**Record excerpts**
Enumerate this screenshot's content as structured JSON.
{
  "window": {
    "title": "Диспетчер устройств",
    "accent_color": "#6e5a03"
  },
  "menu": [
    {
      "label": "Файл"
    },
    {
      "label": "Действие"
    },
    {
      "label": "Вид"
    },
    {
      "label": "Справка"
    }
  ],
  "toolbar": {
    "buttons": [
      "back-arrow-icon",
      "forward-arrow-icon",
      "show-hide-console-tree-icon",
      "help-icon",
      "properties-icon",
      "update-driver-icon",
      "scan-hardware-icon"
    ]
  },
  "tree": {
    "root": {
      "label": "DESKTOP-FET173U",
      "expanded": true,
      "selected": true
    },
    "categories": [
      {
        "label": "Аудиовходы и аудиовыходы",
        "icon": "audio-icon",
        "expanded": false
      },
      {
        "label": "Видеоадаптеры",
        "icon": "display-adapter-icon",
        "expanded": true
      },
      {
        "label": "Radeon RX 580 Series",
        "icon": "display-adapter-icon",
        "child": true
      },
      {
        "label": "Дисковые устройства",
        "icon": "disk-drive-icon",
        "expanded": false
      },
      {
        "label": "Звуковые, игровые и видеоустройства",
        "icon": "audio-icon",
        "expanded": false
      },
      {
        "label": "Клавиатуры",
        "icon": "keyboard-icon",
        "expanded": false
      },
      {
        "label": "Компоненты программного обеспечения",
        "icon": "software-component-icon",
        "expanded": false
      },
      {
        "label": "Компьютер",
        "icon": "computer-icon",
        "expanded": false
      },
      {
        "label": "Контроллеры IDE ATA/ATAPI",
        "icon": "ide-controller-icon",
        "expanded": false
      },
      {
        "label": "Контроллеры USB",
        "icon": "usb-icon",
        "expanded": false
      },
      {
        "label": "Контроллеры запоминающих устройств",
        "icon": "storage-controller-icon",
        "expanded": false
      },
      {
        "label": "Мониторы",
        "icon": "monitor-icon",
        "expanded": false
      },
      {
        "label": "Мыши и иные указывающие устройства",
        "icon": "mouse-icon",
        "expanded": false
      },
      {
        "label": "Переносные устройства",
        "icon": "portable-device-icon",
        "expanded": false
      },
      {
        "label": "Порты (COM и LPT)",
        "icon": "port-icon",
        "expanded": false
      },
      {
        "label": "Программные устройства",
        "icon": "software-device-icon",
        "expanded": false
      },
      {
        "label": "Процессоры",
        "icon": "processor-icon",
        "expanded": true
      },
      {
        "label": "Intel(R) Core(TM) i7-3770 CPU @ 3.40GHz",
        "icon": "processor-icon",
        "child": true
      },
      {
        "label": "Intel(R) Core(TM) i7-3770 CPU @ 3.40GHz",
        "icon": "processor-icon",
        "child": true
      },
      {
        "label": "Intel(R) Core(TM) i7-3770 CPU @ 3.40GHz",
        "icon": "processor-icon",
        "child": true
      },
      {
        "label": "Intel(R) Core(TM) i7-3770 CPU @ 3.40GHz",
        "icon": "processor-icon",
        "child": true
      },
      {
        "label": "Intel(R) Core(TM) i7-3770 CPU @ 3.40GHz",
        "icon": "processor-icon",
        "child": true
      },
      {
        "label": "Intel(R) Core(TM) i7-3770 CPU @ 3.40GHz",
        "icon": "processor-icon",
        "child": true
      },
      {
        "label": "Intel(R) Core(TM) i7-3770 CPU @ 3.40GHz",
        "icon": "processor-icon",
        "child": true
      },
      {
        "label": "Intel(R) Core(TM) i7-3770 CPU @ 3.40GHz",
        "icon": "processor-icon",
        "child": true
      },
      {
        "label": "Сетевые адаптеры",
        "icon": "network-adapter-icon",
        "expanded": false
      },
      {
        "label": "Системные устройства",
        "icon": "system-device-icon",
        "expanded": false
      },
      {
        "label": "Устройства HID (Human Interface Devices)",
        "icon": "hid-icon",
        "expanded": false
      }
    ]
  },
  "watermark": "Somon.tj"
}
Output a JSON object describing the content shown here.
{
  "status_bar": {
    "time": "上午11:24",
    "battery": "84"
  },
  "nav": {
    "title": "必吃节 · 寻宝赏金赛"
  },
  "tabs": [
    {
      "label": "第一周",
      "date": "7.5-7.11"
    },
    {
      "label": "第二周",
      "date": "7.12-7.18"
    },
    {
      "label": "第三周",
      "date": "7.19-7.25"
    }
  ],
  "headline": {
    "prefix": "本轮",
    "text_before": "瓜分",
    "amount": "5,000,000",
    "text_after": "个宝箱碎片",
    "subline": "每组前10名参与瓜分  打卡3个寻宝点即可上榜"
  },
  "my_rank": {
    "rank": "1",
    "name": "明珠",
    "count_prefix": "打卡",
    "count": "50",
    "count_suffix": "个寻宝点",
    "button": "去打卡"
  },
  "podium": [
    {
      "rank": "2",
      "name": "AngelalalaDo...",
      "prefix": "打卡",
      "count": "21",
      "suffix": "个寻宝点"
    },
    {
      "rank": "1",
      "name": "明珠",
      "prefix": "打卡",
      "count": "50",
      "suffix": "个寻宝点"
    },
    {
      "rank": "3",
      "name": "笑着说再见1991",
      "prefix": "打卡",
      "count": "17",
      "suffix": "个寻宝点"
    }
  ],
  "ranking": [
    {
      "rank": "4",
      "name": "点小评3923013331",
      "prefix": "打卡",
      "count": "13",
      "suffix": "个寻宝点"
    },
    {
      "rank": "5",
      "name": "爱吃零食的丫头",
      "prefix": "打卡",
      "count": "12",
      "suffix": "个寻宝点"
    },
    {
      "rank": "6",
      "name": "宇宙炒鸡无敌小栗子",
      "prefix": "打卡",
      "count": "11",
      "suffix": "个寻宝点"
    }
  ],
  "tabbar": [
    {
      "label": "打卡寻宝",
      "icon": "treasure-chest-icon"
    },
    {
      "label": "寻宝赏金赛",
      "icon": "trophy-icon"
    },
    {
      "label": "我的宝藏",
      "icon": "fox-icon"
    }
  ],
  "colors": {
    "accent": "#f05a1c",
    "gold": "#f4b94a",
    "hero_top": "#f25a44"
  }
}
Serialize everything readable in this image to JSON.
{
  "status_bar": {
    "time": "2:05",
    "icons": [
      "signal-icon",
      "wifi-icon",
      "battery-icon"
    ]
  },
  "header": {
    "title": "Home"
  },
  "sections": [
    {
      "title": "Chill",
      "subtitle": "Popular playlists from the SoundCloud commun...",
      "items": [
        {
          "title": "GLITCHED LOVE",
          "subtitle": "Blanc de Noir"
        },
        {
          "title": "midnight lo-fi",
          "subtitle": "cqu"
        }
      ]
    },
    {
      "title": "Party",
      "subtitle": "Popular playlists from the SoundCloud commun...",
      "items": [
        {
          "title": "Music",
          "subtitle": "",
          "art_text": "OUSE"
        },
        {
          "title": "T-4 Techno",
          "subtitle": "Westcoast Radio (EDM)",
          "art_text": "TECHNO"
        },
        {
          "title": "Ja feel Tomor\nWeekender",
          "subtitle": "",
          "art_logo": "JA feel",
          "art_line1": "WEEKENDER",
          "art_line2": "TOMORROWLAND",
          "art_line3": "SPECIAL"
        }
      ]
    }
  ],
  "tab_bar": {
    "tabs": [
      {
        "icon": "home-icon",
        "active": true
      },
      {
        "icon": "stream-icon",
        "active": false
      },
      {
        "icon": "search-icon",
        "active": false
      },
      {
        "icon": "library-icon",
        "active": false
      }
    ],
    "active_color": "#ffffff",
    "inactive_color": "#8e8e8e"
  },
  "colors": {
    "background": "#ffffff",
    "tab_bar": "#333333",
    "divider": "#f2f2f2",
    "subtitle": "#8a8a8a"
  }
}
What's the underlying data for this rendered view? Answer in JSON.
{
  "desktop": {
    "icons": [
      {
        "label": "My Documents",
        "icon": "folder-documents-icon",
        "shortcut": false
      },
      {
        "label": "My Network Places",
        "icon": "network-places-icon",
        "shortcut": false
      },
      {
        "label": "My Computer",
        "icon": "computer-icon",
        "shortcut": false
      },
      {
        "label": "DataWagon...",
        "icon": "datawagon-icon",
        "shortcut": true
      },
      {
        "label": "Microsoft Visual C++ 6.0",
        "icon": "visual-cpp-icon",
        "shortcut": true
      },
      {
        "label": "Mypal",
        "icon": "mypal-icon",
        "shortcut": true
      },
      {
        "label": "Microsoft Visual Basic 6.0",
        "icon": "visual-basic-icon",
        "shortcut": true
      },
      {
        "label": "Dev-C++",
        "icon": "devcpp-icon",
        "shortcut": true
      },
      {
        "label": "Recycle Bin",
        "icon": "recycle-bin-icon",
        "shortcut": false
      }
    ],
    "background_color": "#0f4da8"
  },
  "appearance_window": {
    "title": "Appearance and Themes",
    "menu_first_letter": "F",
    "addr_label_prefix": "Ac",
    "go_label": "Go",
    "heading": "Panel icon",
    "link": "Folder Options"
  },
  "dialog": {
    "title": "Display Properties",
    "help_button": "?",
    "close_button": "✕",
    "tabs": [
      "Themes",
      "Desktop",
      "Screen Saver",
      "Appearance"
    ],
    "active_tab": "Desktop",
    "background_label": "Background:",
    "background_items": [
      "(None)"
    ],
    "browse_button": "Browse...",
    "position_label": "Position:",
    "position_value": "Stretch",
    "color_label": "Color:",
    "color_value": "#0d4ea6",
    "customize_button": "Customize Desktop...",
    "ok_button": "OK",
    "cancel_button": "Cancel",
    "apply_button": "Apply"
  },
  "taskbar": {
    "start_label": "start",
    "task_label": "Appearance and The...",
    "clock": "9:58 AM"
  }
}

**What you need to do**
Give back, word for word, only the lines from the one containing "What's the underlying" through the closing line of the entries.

**Exercise response**
What's the underlying data for this rendered view? Answer in JSON.
{
  "desktop": {
    "icons": [
      {
        "label": "My Documents",
        "icon": "folder-documents-icon",
        "shortcut": false
      },
      {
        "label": "My Network Places",
        "icon": "network-places-icon",
        "shortcut": false
      },
      {
        "label": "My Computer",
        "icon": "computer-icon",
        "shortcut": false
      },
      {
        "label": "DataWagon...",
        "icon": "datawagon-icon",
        "shortcut": true
      },
      {
        "label": "Microsoft Visual C++ 6.0",
        "icon": "visual-cpp-icon",
        "shortcut": true
      },
      {
        "label": "Mypal",
        "icon": "mypal-icon",
        "shortcut": true
      },
      {
        "label": "Microsoft Visual Basic 6.0",
        "icon": "visual-basic-icon",
        "shortcut": true
      },
      {
        "label": "Dev-C++",
        "icon": "devcpp-icon",
        "shortcut": true
      },
      {
        "label": "Recycle Bin",
        "icon": "recycle-bin-icon",
        "shortcut": false
      }
    ],
    "background_color": "#0f4da8"
  },
  "appearance_window": {
    "title": "Appearance and Themes",
    "menu_first_letter": "F",
    "addr_label_prefix": "Ac",
    "go_label": "Go",
    "heading": "Panel icon",
    "link": "Folder Options"
  },
  "dialog": {
    "title": "Display Properties",
    "help_button": "?",
    "close_button": "✕",
    "tabs": [
      "Themes",
      "Desktop",
      "Screen Saver",
      "Appearance"
    ],
    "active_tab": "Desktop",
    "background_label": "Background:",
    "background_items": [
      "(None)"
    ],
    "browse_button": "Browse...",
    "position_label": "Position:",
    "position_value": "Stretch",
    "color_label": "Color:",
    "color_value": "#0d4ea6",
    "customize_button": "Customize Desktop...",
    "ok_button": "OK",
    "cancel_button": "Cancel",
    "apply_button": "Apply"
  },
  "taskbar": {
    "start_label": "start",
    "task_label": "Appearance and The...",
    "clock": "9:58 AM"
  }
}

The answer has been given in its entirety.